LIHUE — Hawaii Department of Transportation has taken an unexplained step back from developing a Kauai County Seabird Habitat Conservation Plan, and the gears of the entire process have slowed.
That’s because the county, Princeville Resort and HIDOT, who partnered to create the plan, have to be moving forward together to keep the HCP on schedule.
Tim Sakahara, spokesman for HIDOT, said staff members have been “advised not to comment on the matter due to pending litigation.”
According to the county attorney’s office, it’s unknown whether HIDOT will reconsider its decision and get back on board with the HCP creation, but the county is still pursuing the plan.
“The Kauai Seabird Habitat Conservation Plan is still moving forward,” said Mary Daubert, county spokeswoman. “The county continues to work with federal and state agencies on a habitat conservation plan as it relates to endangered and threatened seabirds.”
The need for a countywide habitat conservation plan sprang from the efforts of Hui Hoomalu I Ka Aina, a group of traditional practitioners who organized in the mid-1980s to protect cultural and natural resources.
The group noticed declining population numbers of two kinds of seabirds on Kauai, Newell’s shearwaters and Hawaiian petrels. After several years of research and conversations, it was discovered the birds were crashing down to land.
“So we made efforts for nearly 12 years to inform all these people and the utilities and the hotels that the shearwaters were crashing,” said Maka’ala Ka’aumoana, vice president of Hui Hoomalu I Ka Aina. “At that point, there wasn’t a lot of science. We just knew there were fewer birds.”
Then the Newell’s shearwaters and the Hawaiian petrels were put on the endangered species list and it became apparent there were three things taking out the birds: light distraction, power lines and predators.
“Eventually we filed suit in federal court under the Endangered Species Act, represented by Earthjustice, to force the County of Kauai, Kauai Island Utility Coop and the Princeville Resort to stop doing the things they were doing and mitigate the loss,” Ka’aumoana said.
Hui Hoomalu I Ka Aina singled out the Princeville Resort because at that time, their data showed 25 percent of the fallout on the North Shore was happening at that site.
In March 2011, KIUC, Princeville Resort and Kauai County were mandated to create and carry out actions described in a habitat conservation plan.
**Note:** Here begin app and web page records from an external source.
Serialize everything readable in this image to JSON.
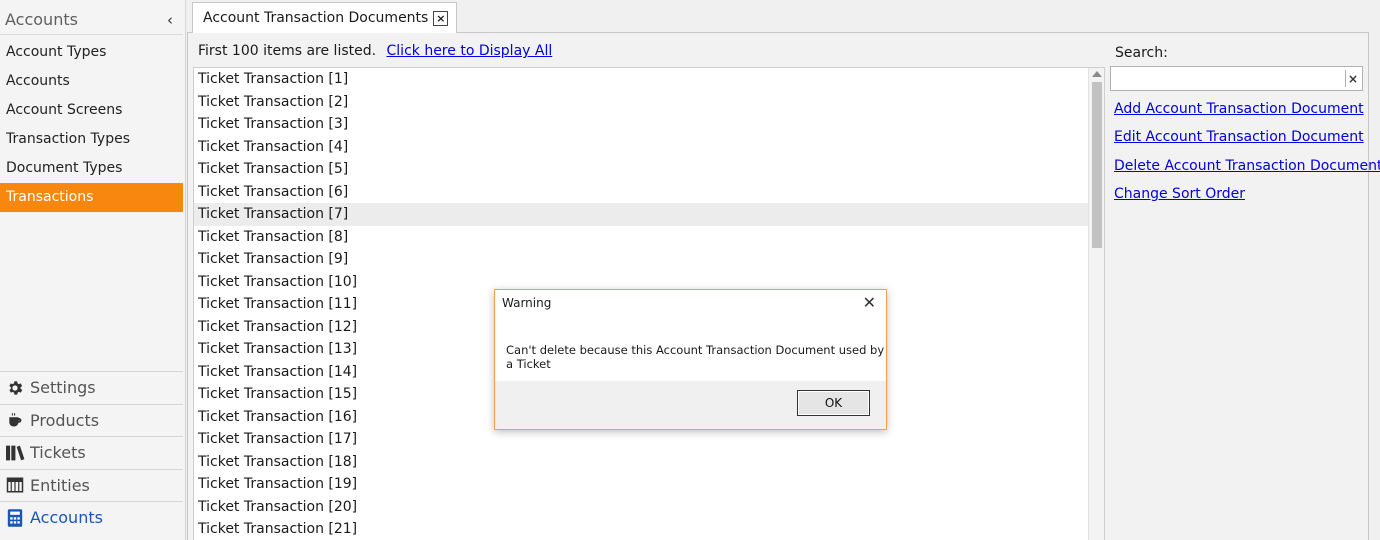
{
  "sidebar": {
    "header_title": "Accounts",
    "items": [
      {
        "label": "Account Types"
      },
      {
        "label": "Accounts"
      },
      {
        "label": "Account Screens"
      },
      {
        "label": "Transaction Types"
      },
      {
        "label": "Document Types"
      },
      {
        "label": "Transactions",
        "active": true
      }
    ],
    "modules": [
      {
        "label": "Settings",
        "icon": "gear-icon"
      },
      {
        "label": "Products",
        "icon": "coffee-cup-icon"
      },
      {
        "label": "Tickets",
        "icon": "books-icon"
      },
      {
        "label": "Entities",
        "icon": "table-grid-icon"
      },
      {
        "label": "Accounts",
        "icon": "calculator-icon",
        "active": true
      }
    ]
  },
  "tab": {
    "title": "Account Transaction Documents",
    "close_label": "×"
  },
  "list": {
    "caption": "First 100 items are listed.",
    "display_all_link": "Click here to Display All",
    "selected_index": 6,
    "rows": [
      "Ticket Transaction [1]",
      "Ticket Transaction [2]",
      "Ticket Transaction [3]",
      "Ticket Transaction [4]",
      "Ticket Transaction [5]",
      "Ticket Transaction [6]",
      "Ticket Transaction [7]",
      "Ticket Transaction [8]",
      "Ticket Transaction [9]",
      "Ticket Transaction [10]",
      "Ticket Transaction [11]",
      "Ticket Transaction [12]",
      "Ticket Transaction [13]",
      "Ticket Transaction [14]",
      "Ticket Transaction [15]",
      "Ticket Transaction [16]",
      "Ticket Transaction [17]",
      "Ticket Transaction [18]",
      "Ticket Transaction [19]",
      "Ticket Transaction [20]",
      "Ticket Transaction [21]"
    ]
  },
  "search": {
    "label": "Search:",
    "value": "",
    "clear_label": "×"
  },
  "actions": [
    "Add Account Transaction Document",
    "Edit Account Transaction Document",
    "Delete Account Transaction Document",
    "Change Sort Order"
  ],
  "dialog": {
    "title": "Warning",
    "message": "Can't delete because this Account Transaction Document used by a Ticket",
    "ok_label": "OK"
  },
  "colors": {
    "accent": "#f7870f",
    "link": "#0000e0",
    "active_module": "#1a56b5",
    "dialog_border": "#f0a14a"
  }
}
KIUC broke apart from that group and began creation of its own habitat conservation plan for the shearwaters. The other two entities united to form an islandwide plan and included HIDOT in the partnership, as lights within the HIDOT purview affect the birds on the island as well.
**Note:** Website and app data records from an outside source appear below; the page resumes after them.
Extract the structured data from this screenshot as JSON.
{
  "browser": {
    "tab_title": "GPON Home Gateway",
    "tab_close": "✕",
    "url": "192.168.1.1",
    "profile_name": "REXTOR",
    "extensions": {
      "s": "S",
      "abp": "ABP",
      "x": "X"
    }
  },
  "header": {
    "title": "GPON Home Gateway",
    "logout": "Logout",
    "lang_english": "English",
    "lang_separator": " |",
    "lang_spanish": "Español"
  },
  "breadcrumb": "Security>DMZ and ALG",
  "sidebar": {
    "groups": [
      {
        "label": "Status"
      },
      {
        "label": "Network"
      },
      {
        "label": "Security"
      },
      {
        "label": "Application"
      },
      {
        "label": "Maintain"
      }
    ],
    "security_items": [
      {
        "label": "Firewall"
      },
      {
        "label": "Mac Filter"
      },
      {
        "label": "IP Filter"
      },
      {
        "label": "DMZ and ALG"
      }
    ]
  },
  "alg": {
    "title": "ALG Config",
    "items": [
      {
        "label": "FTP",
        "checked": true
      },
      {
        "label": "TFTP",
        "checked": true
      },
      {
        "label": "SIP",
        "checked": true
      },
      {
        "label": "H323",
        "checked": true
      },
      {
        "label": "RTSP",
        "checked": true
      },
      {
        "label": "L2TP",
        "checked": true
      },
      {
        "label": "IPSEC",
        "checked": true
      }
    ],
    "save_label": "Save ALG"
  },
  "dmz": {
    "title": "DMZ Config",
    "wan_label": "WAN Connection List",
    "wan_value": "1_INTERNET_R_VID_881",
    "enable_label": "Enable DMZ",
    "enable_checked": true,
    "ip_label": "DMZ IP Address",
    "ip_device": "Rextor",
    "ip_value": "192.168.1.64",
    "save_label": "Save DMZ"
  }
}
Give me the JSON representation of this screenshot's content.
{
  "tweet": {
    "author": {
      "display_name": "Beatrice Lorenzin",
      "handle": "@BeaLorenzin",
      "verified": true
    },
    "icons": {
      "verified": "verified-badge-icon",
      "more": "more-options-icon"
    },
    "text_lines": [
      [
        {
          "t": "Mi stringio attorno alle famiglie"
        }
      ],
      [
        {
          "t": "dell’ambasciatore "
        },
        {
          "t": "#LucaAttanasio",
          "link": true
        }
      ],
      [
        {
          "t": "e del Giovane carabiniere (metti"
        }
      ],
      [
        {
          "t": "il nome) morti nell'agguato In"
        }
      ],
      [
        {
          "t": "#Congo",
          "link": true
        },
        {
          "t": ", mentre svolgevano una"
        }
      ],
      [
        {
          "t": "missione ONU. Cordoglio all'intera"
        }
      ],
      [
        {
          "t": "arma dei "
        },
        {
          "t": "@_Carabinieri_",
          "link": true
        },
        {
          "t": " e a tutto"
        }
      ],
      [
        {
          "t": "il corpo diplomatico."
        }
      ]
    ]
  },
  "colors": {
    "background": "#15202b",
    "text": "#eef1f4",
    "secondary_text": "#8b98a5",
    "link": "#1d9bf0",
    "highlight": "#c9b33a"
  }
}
For KIUC, its power lines are the biggest threat to mitigate for the endangered seabirds, which can run into them mid-flight to the ocean and become grounded.
The biggest threat for the County of Kauai to mitigate is Vidinha Stadium with its lights that can distract the birds, who use the light of the moon as a guide to the ocean.
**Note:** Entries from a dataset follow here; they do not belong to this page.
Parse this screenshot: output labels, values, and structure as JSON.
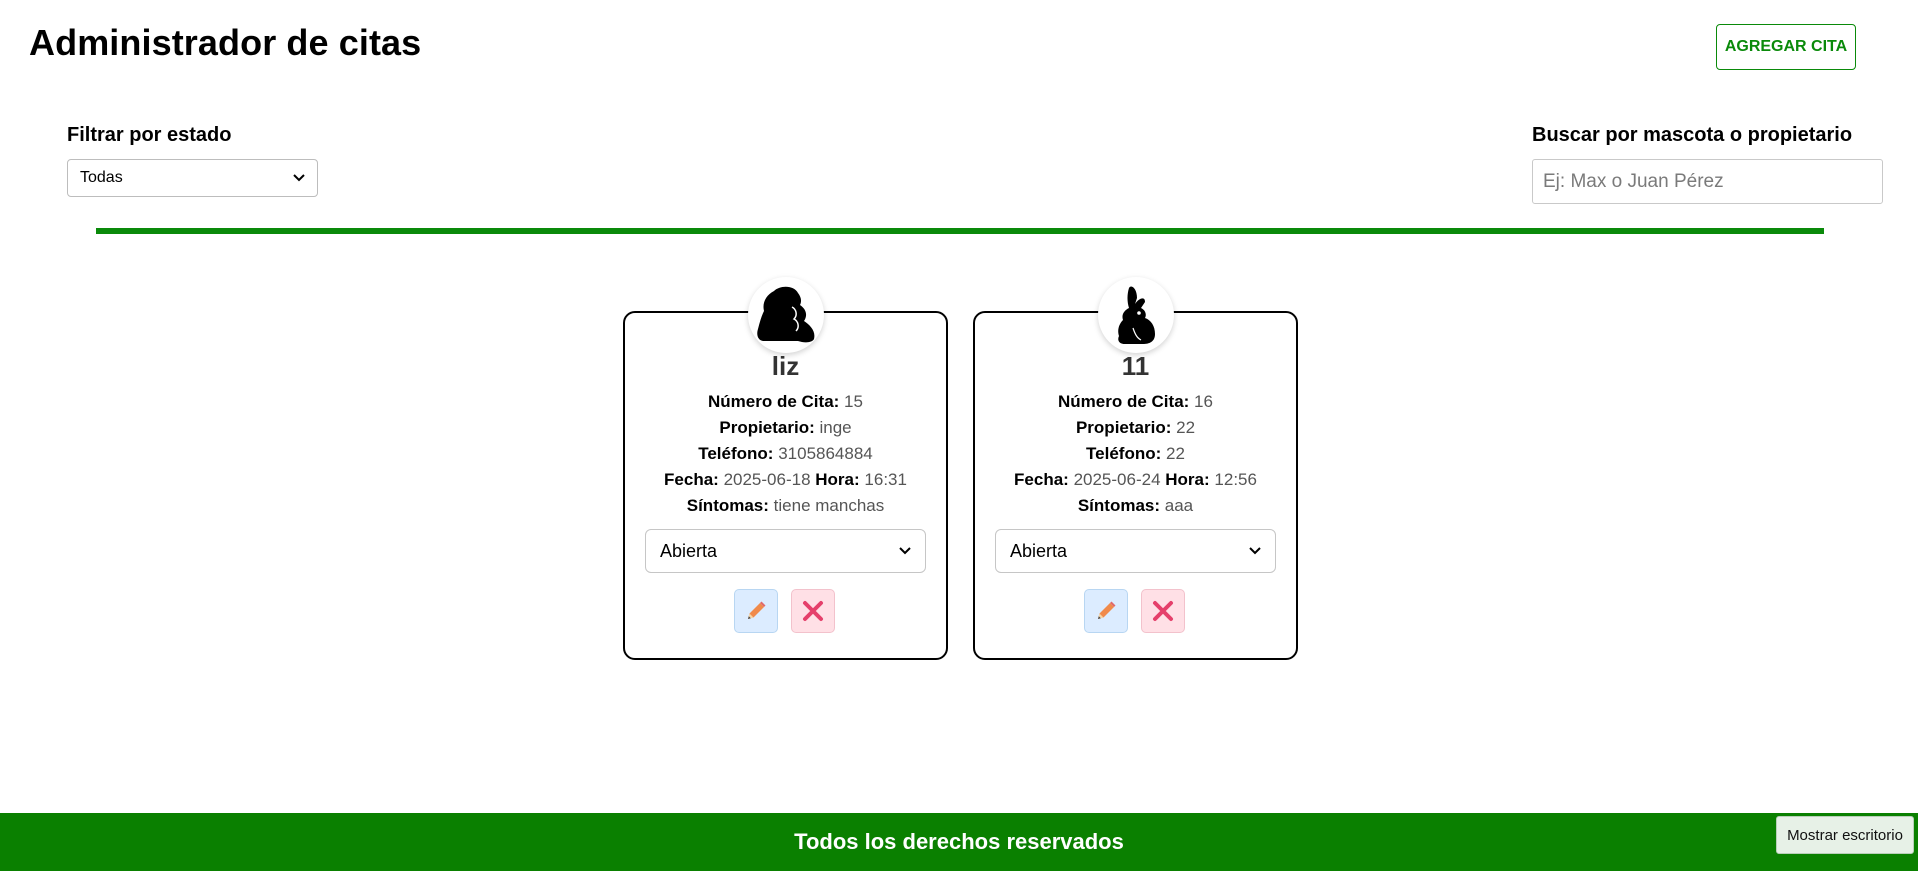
{
  "header": {
    "title": "Administrador de citas",
    "add_button": "AGREGAR CITA"
  },
  "filter": {
    "label": "Filtrar por estado",
    "selected": "Todas"
  },
  "search": {
    "label": "Buscar por mascota o propietario",
    "placeholder": "Ej: Max o Juan Pérez",
    "value": ""
  },
  "colors": {
    "accent": "#0a8a0a",
    "footer_bg": "#0a8000",
    "edit_bg": "#dcecff",
    "delete_bg": "#ffe0e6"
  },
  "labels": {
    "numero": "Número de Cita:",
    "propietario": "Propietario:",
    "telefono": "Teléfono:",
    "fecha": "Fecha:",
    "hora": "Hora:",
    "sintomas": "Síntomas:"
  },
  "cards": [
    {
      "icon": "bear-icon",
      "name": "liz",
      "numero": "15",
      "propietario": "inge",
      "telefono": "3105864884",
      "fecha": "2025-06-18",
      "hora": "16:31",
      "sintomas": "tiene manchas",
      "estado": "Abierta"
    },
    {
      "icon": "rabbit-icon",
      "name": "11",
      "numero": "16",
      "propietario": "22",
      "telefono": "22",
      "fecha": "2025-06-24",
      "hora": "12:56",
      "sintomas": "aaa",
      "estado": "Abierta"
    }
  ],
  "footer": {
    "text": "Todos los derechos reservados",
    "show_desktop": "Mostrar escritorio"
  }
}
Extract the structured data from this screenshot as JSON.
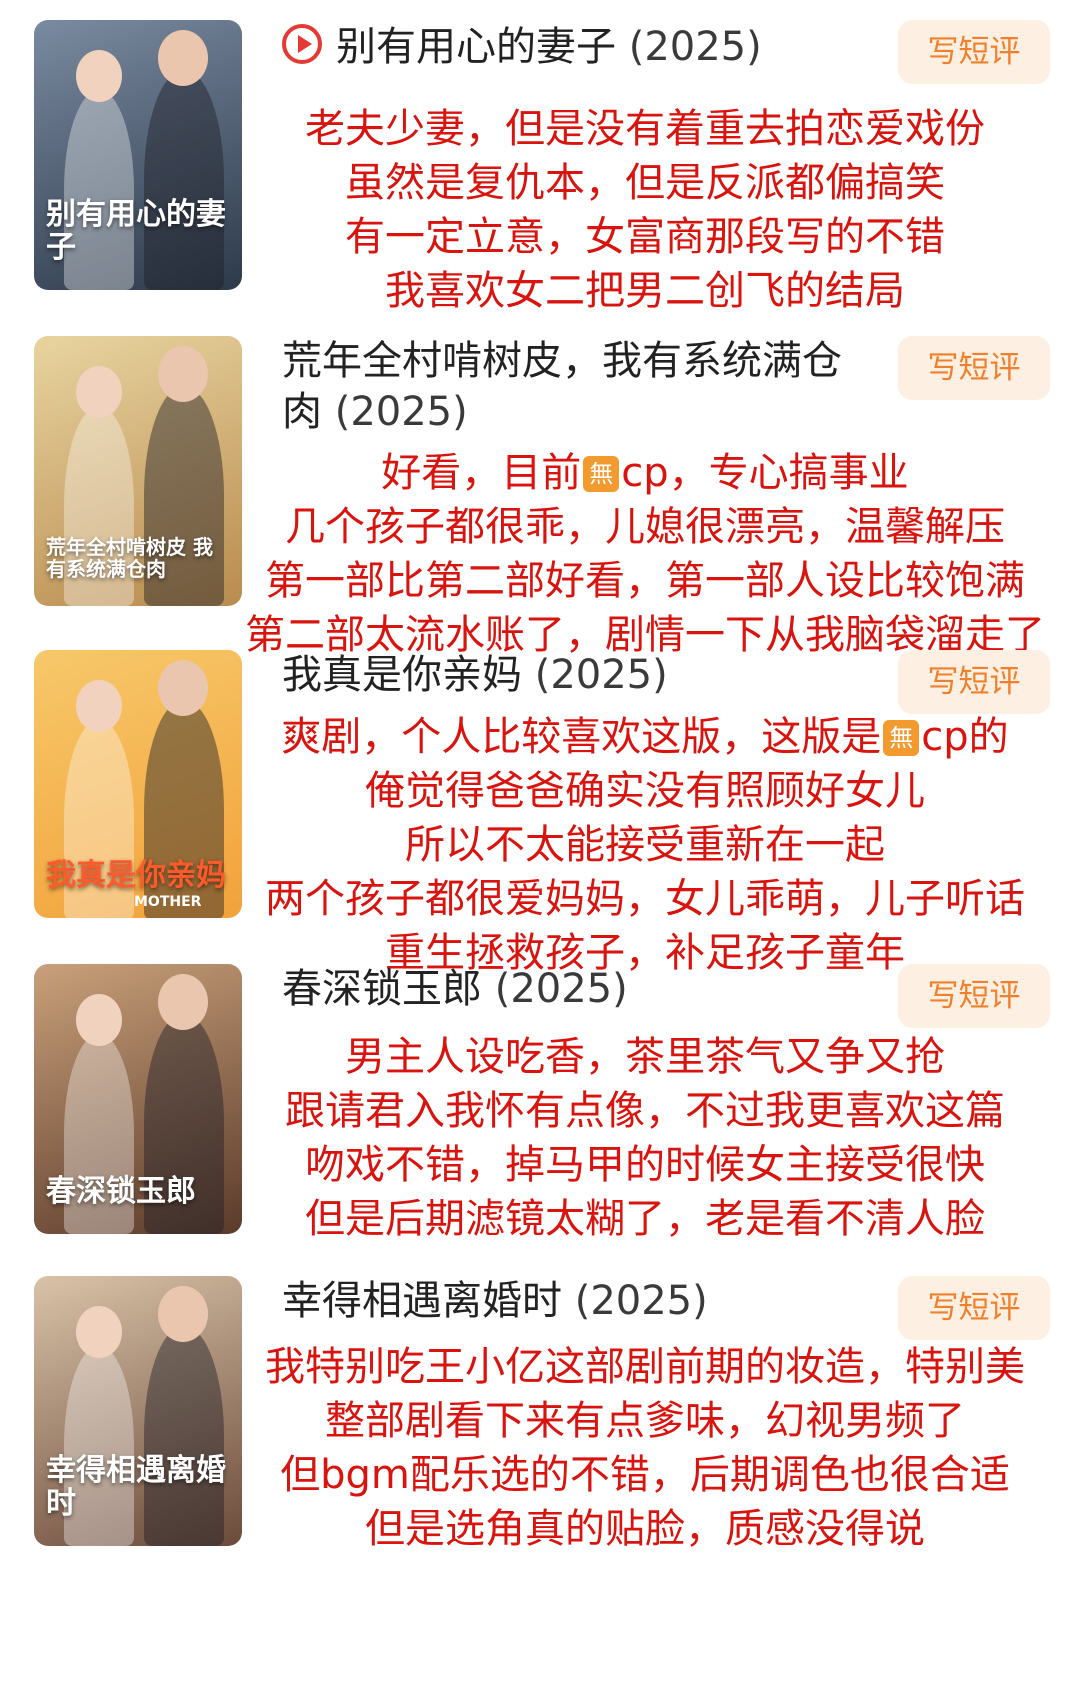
{
  "write_review_label": "写短评",
  "entries": [
    {
      "title": "别有用心的妻子",
      "year": "(2025)",
      "has_play_icon": true,
      "poster_text": "别有用心的妻子",
      "poster_colors": [
        "#2c3a4a",
        "#7a8aa0"
      ],
      "comment_lines": [
        "老夫少妻，但是没有着重去拍恋爱戏份",
        "虽然是复仇本，但是反派都偏搞笑",
        "有一定立意，女富商那段写的不错",
        "我喜欢女二把男二创飞的结局"
      ]
    },
    {
      "title": "荒年全村啃树皮，我有系统满仓肉",
      "year": "(2025)",
      "has_play_icon": false,
      "poster_text": "荒年全村啃树皮 我有系统满仓肉",
      "poster_colors": [
        "#b98b4e",
        "#e8d4a0"
      ],
      "comment_lines": [
        "好看，目前{wu}cp，专心搞事业",
        "几个孩子都很乖，儿媳很漂亮，温馨解压",
        "第一部比第二部好看，第一部人设比较饱满",
        "第二部太流水账了，剧情一下从我脑袋溜走了"
      ]
    },
    {
      "title": "我真是你亲妈",
      "year": "(2025)",
      "has_play_icon": false,
      "poster_text": "我真是你亲妈",
      "poster_sub": "MOTHER",
      "poster_colors": [
        "#f2a23a",
        "#f7c86a"
      ],
      "comment_lines": [
        "爽剧，个人比较喜欢这版，这版是{wu}cp的",
        "俺觉得爸爸确实没有照顾好女儿",
        "所以不太能接受重新在一起",
        "两个孩子都很爱妈妈，女儿乖萌，儿子听话",
        "重生拯救孩子，补足孩子童年"
      ]
    },
    {
      "title": "春深锁玉郎",
      "year": "(2025)",
      "has_play_icon": false,
      "poster_text": "春深锁玉郎",
      "poster_colors": [
        "#5a3a2a",
        "#c9a07a"
      ],
      "comment_lines": [
        "男主人设吃香，茶里茶气又争又抢",
        "跟请君入我怀有点像，不过我更喜欢这篇",
        "吻戏不错，掉马甲的时候女主接受很快",
        "但是后期滤镜太糊了，老是看不清人脸"
      ]
    },
    {
      "title": "幸得相遇离婚时",
      "year": "(2025)",
      "has_play_icon": false,
      "poster_text": "幸得相遇离婚时",
      "poster_colors": [
        "#6b4a3a",
        "#d9c3a8"
      ],
      "comment_lines": [
        "我特别吃王小亿这部剧前期的妆造，特别美",
        "整部剧看下来有点爹味，幻视男频了",
        "但bgm配乐选的不错，后期调色也很合适",
        "但是选角真的贴脸，质感没得说"
      ]
    }
  ],
  "badge_char": "無"
}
HIDOT is in charge of the harbor and the airport, both of which have lights that could cause a bird to fall to the ground.
“If they (HIDOT) wanted to go off on their own that would be fine, and if the county wanted to go off on their own, that would be fine, but right now they’re all partners,” Ka’aumoana said. “The Kauai islandwide HCP can’t proceed without them.”
Without a comprehensive HCP for the shearwaters, the entities involved face increased fines and much less robust monitoring programs and rescue operations for finding downed shearwaters.
Meanwhile, both bird species are important, both to the cultural history and the present, for people on Kauai.
“You can tell where the fish are by where the birds are and you can tell what kind of fish are there by what kinds of birds are out there,” Ka’aumoana said. “These birds and their connection to us are our traditions and they are vital to our lives today.”